◆ INSTRUCTIONS TO FOLLOW
Nothing but the lines from the one containing "Give me the" to the end of the data should be returned, each exactly as written.

◆ DATA FOR THIS EXERCISE
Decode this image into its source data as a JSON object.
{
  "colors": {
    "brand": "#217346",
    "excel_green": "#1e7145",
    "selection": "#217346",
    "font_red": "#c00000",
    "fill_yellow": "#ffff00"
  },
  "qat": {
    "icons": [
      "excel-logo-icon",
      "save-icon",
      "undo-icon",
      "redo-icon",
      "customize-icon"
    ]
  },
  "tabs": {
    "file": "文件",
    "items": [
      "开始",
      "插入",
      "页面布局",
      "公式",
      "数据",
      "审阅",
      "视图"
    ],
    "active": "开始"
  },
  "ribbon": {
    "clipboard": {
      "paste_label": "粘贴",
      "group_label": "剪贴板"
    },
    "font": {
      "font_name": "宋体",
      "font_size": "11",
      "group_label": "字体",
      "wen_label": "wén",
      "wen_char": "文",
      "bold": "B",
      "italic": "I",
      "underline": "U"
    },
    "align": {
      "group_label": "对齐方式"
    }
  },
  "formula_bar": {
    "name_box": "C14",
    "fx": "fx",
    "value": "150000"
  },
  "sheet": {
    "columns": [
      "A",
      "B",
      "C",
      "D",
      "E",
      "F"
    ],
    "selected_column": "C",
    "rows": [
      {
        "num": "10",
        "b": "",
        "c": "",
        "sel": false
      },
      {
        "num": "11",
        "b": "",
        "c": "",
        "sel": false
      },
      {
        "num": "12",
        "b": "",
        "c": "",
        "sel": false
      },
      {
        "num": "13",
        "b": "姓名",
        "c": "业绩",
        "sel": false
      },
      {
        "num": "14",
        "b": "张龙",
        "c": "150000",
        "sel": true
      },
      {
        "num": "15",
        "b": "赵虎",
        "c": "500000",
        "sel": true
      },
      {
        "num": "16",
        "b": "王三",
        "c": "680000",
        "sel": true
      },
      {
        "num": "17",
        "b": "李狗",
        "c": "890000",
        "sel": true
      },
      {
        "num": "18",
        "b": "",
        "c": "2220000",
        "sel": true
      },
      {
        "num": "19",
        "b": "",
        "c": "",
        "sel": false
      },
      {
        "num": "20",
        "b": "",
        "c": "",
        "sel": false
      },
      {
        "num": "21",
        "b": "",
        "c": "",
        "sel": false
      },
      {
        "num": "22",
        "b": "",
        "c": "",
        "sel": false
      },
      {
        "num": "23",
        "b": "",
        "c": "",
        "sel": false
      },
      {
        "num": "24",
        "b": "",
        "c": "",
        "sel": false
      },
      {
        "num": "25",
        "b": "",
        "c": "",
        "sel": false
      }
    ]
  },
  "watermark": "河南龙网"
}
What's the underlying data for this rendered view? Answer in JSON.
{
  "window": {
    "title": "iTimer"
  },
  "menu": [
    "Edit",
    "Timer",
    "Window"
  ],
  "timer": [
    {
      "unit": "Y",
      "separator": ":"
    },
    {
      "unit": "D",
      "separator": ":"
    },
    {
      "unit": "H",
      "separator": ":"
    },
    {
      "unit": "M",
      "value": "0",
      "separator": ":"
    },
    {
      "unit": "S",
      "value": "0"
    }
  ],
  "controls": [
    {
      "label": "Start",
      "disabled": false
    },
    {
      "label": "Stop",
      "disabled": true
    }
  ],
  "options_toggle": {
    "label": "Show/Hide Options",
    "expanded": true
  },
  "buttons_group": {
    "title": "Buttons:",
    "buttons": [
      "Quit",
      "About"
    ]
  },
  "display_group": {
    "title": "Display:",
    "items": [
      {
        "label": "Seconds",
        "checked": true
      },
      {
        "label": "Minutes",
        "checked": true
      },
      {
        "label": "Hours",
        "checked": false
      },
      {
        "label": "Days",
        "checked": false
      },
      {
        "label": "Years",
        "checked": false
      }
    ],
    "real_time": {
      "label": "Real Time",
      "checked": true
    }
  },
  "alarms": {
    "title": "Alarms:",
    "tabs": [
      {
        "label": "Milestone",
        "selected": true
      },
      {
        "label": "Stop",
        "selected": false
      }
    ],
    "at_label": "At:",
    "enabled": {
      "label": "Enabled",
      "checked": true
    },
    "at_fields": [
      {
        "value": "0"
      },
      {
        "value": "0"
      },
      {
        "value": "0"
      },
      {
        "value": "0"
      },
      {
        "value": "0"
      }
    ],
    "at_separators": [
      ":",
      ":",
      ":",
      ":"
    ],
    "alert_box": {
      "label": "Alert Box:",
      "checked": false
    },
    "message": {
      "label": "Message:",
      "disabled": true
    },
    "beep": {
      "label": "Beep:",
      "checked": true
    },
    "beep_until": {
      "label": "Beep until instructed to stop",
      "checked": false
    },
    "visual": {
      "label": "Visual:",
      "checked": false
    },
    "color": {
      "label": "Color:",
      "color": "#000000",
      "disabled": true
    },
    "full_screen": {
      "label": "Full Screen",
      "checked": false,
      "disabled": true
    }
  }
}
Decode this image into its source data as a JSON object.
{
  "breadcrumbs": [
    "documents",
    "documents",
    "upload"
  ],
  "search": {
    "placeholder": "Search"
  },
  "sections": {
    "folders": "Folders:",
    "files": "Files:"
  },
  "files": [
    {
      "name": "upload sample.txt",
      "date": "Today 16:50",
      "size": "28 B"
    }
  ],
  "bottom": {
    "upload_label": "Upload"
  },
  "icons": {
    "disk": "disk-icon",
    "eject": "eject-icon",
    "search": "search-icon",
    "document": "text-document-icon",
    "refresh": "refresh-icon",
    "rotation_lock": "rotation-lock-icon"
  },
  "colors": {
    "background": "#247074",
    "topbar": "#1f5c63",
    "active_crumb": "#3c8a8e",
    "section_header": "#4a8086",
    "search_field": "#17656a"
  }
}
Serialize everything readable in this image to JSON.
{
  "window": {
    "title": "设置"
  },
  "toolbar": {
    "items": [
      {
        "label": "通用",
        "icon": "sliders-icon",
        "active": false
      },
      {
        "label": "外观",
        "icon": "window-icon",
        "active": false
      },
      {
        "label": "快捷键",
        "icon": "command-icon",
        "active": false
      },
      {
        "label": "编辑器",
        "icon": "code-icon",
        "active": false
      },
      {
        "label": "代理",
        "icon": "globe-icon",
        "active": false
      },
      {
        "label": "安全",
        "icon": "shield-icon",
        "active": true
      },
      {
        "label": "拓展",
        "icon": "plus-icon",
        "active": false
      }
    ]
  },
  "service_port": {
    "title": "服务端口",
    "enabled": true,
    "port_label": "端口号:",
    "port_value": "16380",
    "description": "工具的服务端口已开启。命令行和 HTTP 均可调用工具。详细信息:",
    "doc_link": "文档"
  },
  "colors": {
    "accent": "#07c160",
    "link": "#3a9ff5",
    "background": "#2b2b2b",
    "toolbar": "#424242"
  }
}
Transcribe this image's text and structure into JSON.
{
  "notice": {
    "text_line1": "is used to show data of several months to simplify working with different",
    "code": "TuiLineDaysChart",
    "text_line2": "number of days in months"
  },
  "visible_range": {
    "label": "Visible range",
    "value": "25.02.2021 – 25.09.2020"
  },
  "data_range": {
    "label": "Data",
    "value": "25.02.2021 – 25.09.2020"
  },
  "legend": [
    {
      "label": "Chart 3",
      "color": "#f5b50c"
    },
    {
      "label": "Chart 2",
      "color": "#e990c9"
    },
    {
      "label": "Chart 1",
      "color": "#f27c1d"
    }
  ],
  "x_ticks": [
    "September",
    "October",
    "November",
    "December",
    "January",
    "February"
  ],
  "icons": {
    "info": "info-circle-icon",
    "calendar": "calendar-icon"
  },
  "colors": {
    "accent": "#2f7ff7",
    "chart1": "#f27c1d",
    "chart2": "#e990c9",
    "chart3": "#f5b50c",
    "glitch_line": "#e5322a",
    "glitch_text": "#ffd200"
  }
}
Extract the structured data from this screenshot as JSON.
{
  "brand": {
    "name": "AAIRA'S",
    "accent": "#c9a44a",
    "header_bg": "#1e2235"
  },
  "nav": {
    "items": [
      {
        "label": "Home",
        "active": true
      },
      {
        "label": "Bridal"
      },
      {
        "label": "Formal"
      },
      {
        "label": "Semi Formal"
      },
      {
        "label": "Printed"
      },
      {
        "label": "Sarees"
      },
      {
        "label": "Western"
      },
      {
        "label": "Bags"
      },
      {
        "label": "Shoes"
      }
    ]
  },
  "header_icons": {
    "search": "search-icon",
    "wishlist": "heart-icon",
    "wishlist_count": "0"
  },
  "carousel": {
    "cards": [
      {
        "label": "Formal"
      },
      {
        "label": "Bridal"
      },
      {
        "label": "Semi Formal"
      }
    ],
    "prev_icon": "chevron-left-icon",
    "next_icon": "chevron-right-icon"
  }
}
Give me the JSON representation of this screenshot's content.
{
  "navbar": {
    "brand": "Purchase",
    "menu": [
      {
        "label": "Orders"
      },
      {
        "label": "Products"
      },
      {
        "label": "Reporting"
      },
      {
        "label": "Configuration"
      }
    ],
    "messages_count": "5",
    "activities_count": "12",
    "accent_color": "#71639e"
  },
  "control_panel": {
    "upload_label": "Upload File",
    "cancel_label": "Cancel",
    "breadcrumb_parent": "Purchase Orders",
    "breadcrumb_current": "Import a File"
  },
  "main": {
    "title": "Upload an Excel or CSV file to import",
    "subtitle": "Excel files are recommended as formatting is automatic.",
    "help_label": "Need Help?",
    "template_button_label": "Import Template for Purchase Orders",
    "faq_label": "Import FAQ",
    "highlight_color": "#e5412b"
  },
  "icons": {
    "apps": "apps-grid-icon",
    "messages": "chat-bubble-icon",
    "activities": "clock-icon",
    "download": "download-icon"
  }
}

◆ OUTPUT OF THE EXERCISE
Give me the JSON representation of this screenshot's content.
{
  "navbar": {
    "brand": "Purchase",
    "menu": [
      {
        "label": "Orders"
      },
      {
        "label": "Products"
      },
      {
        "label": "Reporting"
      },
      {
        "label": "Configuration"
      }
    ],
    "messages_count": "5",
    "activities_count": "12",
    "accent_color": "#71639e"
  },
  "control_panel": {
    "upload_label": "Upload File",
    "cancel_label": "Cancel",
    "breadcrumb_parent": "Purchase Orders",
    "breadcrumb_current": "Import a File"
  },
  "main": {
    "title": "Upload an Excel or CSV file to import",
    "subtitle": "Excel files are recommended as formatting is automatic.",
    "help_label": "Need Help?",
    "template_button_label": "Import Template for Purchase Orders",
    "faq_label": "Import FAQ",
    "highlight_color": "#e5412b"
  },
  "icons": {
    "apps": "apps-grid-icon",
    "messages": "chat-bubble-icon",
    "activities": "clock-icon",
    "download": "download-icon"
  }
}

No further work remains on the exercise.